Exercise: Would you give the entries below again in full, exactly as they stand?

Task inputs:

━━━

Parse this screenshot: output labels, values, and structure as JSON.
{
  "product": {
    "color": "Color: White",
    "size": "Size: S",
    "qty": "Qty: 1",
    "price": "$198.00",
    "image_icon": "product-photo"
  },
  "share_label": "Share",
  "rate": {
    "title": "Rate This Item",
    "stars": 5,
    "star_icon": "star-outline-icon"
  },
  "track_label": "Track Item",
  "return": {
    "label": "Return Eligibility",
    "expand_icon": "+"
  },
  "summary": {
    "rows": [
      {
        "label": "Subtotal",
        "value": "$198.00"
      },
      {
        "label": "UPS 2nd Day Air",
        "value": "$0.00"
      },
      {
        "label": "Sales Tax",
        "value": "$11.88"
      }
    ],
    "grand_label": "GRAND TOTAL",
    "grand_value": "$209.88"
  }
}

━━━

Answer for this exercise:
Parse this screenshot: output labels, values, and structure as JSON.
{
  "product": {
    "color": "Color: White",
    "size": "Size: S",
    "qty": "Qty: 1",
    "price": "$198.00",
    "image_icon": "product-photo"
  },
  "share_label": "Share",
  "rate": {
    "title": "Rate This Item",
    "stars": 5,
    "star_icon": "star-outline-icon"
  },
  "track_label": "Track Item",
  "return": {
    "label": "Return Eligibility",
    "expand_icon": "+"
  },
  "summary": {
    "rows": [
      {
        "label": "Subtotal",
        "value": "$198.00"
      },
      {
        "label": "UPS 2nd Day Air",
        "value": "$0.00"
      },
      {
        "label": "Sales Tax",
        "value": "$11.88"
      }
    ],
    "grand_label": "GRAND TOTAL",
    "grand_value": "$209.88"
  }
}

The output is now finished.